As Disciplines Converge
Where are the frontiers of knowledge? Increasingly, at the boundaries of traditional academic disciplines. One way to trace emerging fields is to peruse the interfaculty Ph.D. programs, overseen by the Graduate School of Arts and Sciences (GSAS), Harvard's custodian for Ph.D. degrees (as opposed to professional doctorates in applied disciplines). Such programs are scholarly collaborations between the Faculty of Arts and Sciences and other Harvard schools.
The newest program, leading to the degree of doctor of philosophy in biostatistics, was brought before his FAS colleagues by GSAS dean Peter T. Ellison for their approval on May 6, after two years of development. His formal remarks emphasized the role of the degree in "preparing students for academic and research careers." In this instance of building bridges between the School of Public Health's biostatistics program and FAS's department of statistics, Ellison cited the value of doctoral training in "emerging areas of health-sciences research such as environmental statistics, bioinformatics, and statistical genetics."
Including the biostatistics doctorate, Harvard now has 14 multifaculty Ph.D. programs. The others, with their partner schools, are: architecture, landscape, and urban planning (Graduate School of Design); biological sciences in dental medicine (Dental School); biological sciences in public health (School of Public Health); biophysics (Medical School); business economics (Business School); division of medical sciences (medicine); health policy (the schools of government, business, public health, medicine); information technology and management (business); organizational behavior (business); three separate programs in political economy and government, public policy, and social policy (each with the Kennedy School); and religion (Divinity School). Details on each program, many of which encompass multiple subdisciplines, are available on-line at www.gsas.harvard.edu/programs/degree/index.html. For each, GSAS admits the students and confers their degrees.
The programs, Ellison said in an interview, range back in time as far as the division of medical sciences (established in 1908), and in size from that one (with hundreds of students) to those created in recent years, which may admit only a couple of candidates per year. The modern era of such doctorates dates to the presidency of Derek Bok, who built up the University's resources in policy analysis and at the Kennedy School significantly. Under Neil L. Rudenstine and now Lawrence H. Summers, Ellison said, the flurry of programs in life sciences, information technology, and social policy created since the mid 1990s reflects "the increasing emphasis on interfaculty cooperation" of Harvard's most recent presidents.
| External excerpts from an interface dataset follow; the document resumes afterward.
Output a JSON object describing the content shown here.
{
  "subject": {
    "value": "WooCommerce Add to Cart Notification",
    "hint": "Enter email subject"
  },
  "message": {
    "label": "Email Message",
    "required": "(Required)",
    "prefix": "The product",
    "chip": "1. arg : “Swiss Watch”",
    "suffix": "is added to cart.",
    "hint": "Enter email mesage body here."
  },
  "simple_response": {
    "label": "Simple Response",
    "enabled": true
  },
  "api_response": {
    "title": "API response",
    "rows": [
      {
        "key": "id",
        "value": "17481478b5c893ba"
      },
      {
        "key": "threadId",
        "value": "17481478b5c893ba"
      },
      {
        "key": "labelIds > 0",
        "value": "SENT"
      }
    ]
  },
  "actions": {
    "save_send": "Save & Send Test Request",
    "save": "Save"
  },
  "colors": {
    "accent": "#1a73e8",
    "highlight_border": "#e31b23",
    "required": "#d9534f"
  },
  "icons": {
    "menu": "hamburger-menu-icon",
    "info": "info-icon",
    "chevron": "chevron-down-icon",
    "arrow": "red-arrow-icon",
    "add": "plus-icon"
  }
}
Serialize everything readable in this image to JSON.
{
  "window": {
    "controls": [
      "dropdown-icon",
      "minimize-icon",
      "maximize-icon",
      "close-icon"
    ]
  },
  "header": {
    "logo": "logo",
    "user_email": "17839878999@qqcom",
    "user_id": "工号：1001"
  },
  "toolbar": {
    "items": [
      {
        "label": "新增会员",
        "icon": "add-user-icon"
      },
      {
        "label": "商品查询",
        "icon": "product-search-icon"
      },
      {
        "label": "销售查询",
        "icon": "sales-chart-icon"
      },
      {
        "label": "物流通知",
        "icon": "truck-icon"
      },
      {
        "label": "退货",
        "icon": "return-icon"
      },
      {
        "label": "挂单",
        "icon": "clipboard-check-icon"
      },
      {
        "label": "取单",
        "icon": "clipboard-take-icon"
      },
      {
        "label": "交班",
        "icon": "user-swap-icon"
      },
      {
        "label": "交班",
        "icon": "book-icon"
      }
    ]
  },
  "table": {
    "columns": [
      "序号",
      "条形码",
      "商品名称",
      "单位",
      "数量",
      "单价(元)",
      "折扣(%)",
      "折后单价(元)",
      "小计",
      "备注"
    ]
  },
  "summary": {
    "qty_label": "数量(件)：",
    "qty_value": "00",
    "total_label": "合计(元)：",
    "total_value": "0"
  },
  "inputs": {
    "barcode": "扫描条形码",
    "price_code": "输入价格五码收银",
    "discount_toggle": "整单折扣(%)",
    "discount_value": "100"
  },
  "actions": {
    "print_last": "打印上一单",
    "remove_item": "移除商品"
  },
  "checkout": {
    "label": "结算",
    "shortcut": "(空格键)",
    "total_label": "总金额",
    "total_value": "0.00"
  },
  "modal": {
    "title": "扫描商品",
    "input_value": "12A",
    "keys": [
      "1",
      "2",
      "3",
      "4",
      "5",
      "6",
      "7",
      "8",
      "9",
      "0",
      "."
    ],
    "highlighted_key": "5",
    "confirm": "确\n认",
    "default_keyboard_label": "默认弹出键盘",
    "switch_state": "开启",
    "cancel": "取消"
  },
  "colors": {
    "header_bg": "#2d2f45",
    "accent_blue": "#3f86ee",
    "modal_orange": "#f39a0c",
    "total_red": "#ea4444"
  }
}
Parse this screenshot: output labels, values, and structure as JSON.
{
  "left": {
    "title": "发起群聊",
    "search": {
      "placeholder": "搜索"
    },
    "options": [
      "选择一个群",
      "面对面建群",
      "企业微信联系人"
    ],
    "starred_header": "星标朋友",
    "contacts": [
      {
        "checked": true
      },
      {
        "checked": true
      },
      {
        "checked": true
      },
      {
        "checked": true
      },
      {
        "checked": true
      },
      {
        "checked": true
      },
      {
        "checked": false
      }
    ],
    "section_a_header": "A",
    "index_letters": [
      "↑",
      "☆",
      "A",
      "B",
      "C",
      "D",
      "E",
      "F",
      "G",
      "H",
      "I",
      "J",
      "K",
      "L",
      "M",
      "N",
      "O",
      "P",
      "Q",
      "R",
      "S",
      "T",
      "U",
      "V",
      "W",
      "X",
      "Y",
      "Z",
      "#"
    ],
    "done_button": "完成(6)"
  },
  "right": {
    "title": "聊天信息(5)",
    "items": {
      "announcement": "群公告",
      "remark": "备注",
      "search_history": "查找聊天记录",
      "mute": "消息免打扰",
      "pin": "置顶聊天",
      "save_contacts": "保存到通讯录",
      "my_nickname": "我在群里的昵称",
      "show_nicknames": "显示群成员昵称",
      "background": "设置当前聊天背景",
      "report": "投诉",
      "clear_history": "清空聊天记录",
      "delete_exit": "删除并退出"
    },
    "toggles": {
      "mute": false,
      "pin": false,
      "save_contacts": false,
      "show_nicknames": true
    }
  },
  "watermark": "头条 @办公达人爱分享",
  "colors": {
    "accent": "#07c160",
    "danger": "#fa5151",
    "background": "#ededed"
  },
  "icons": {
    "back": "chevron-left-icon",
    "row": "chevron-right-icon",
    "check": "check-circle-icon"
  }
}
Even more important, the expansion reflects the scholarly work of Harvard professors. The social policy program, with tracks in government or sociology and public policy, grew out of the interest in doctoral training expressed by a cluster of new faculty members, especially at the Kennedy SchoolChristopher Jencks, Katherine S. Newman, William Julius Wilsonwho had links to FAS colleagues and pursued National Science Foundation funding for interdisciplinary research at what Ellison called "boundaries and overlap areas."
Ellison also cited what he called "a transformation going on in the faculties of the professional schools," where liberal-arts disciplines and methodologies now find a home. One of the faculty cochairs of the program in information technology and managementwhich joins together hitherto separate practitioners from computer science and businessis Marco Iansiti '83, Ph.D. '88, Sarnoff professor of business administration. Although he holds a business-school appointment, Iansiti earned his doctorate in physics. That kind of scholarly cross-training is increasingly common, and further seeds the growth of cross-school programs. Another prominent example is Joel M. Podolny '86, Ph.D. '91, appointed professor of sociology and of business administration in FAS and the business school in 2002, after 11 years at Stanford's business school; his doctorate is in sociology.
Even though the pace of creating such programs may ebb for a bit, Ellison said, one can imagine more evolving from the University's expressed interest in stepping up cooperative scientific work between FAS and the Longwood Medical Area. Similarly, ideas for interfaculty work, or perhaps separate joint-degree programs, are gestating at the Law School, where economics doctorates have become a commoner credential and experimental forms of research are on the rise. In the future, as the process unfolds and as now strange-sounding fields such as "statistical genetics" come into more regular parlance, such programs may also find their way into the undergraduate curriculum, which is undergoing its own revision.